But for me, one local perspective was my biggest takeaway. Tawanna Simpson from Detroit Bike Riders United told the story of her running for the Detroit School Board. She rode her bike to a nearby forum. Some voters said they wouldn’t vote for her because she rode her bike to the event and that wasn’t normal. This really highlighted the community outreach we need to do in Detroit and beyond. Biking shouldn’t be viewed as a last choice for transportation. It should be better than normal. The fact that Tawanna is a positive role model for kids riding their bikes to school should gain her votes, not lose them.

October 23rd: The Chicago experience and WDET

The morning was filled with a monthly meeting of the Detroit Greenways Coalition. Carolyn and Randy were able to join us and give a brief overview of their Chicago bicycling efforts with an emphasis on programming. It seems we have a good understanding of how to build proper and safe bicycling and walking facilities in Detroit, but we come up short in programming. How do we overcome the barriers to people bicycling more in the city? Chicago has a long track record of success, some of which we may try duplicating in Motown.

Another key takeaway? Chicago relies heavily on Congestion Mitigation and Air Quality (CMAQ) federal funding. Much of the Metro Detroit CMAQ funding is allocated by SEMCOG and their prioritization formula makes bicycle projects not competitive. Nationwide, 13% of CMAQ projects are biking and walking related, while 0% are in Metro Detroit. We need to change that.

Later that afternoon, Randy and I were guests near the tail end of the Detroit Today program on WDET. A podcast of that radio interview is on their web site. Detroit Today’s host, Craig Fahle is a former bike mechanic from Alfred E. Bikes in Kalamazoo.

The day’s heavy downpour led us to cancel plans for a Detroit bicycle tour. Still, I managed to drive our Chicago guests around Detroit, Highland Park, and Hamtramck to give them a quick overview of our cycling landscape. They gave some great cycling facility ideas along the way and were simply overwhelmed with the excessively wide and overbuilt roads.

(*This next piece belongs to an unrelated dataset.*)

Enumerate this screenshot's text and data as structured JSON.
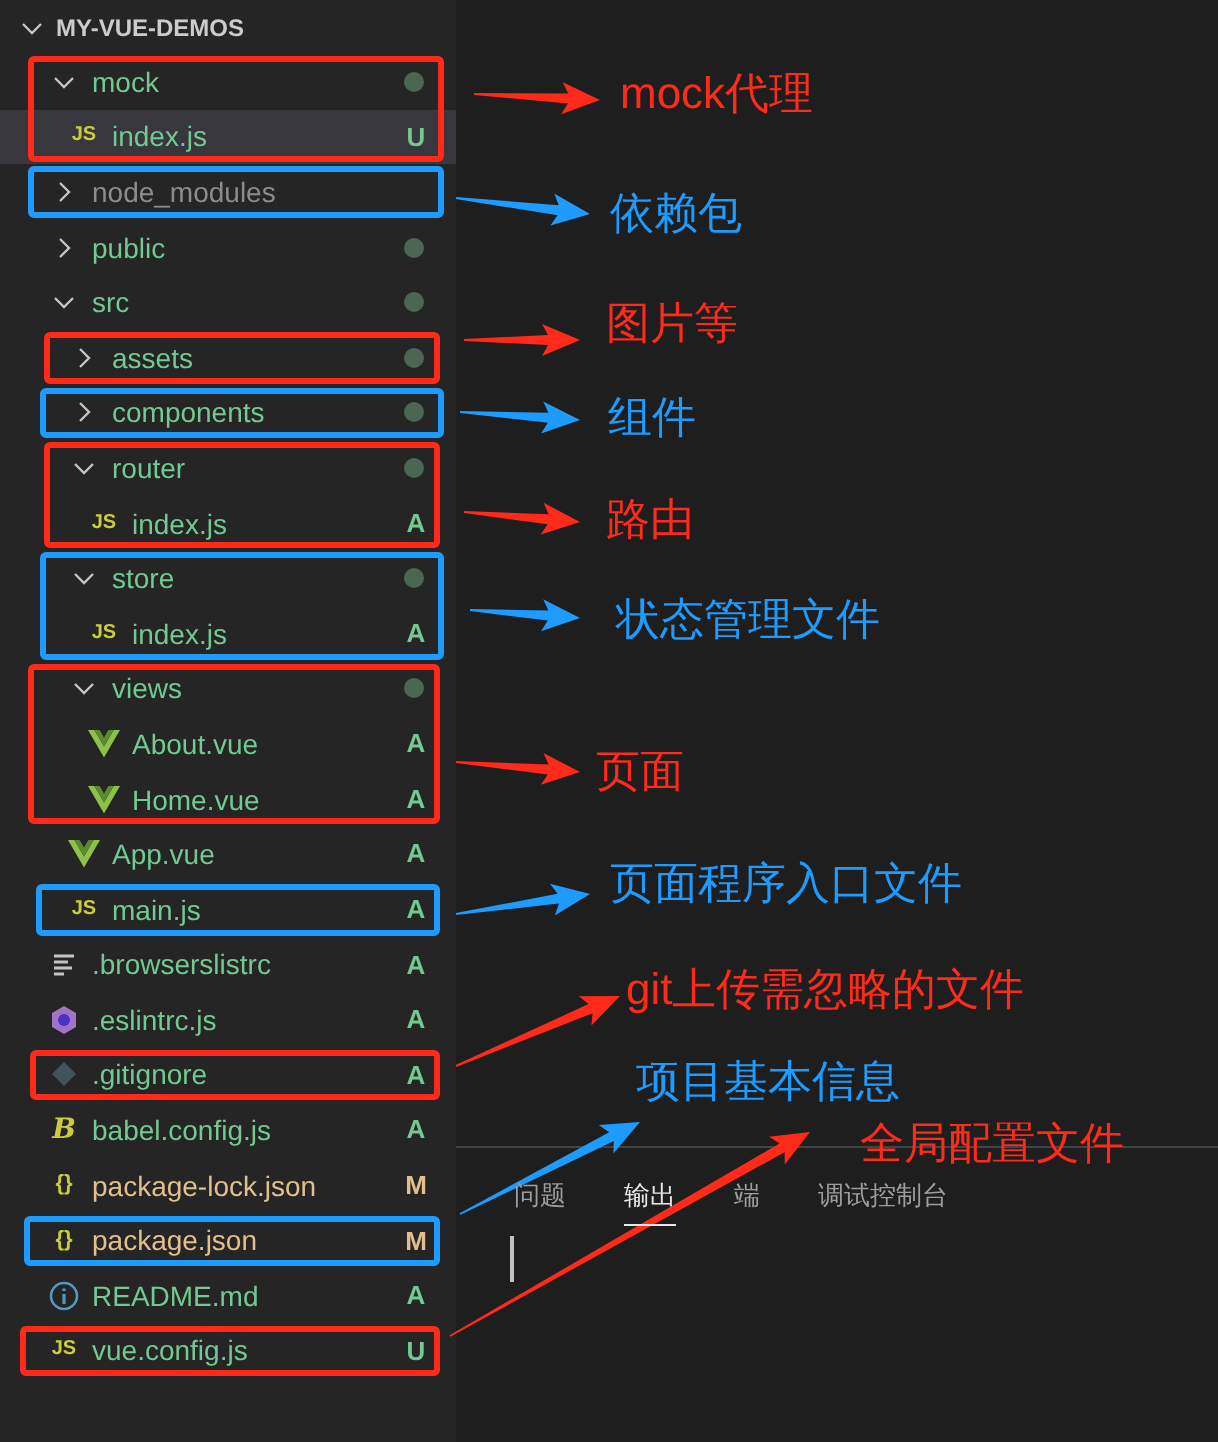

Detroit is fortunate having another Midwestern city nearby that has invested so heavily in bicycling and walking. And while Randy mentioned how our situation is special and unique, there is still much opportunity to learn and apply what Chicago has done.

There really is no need to rebuild the bike wheel.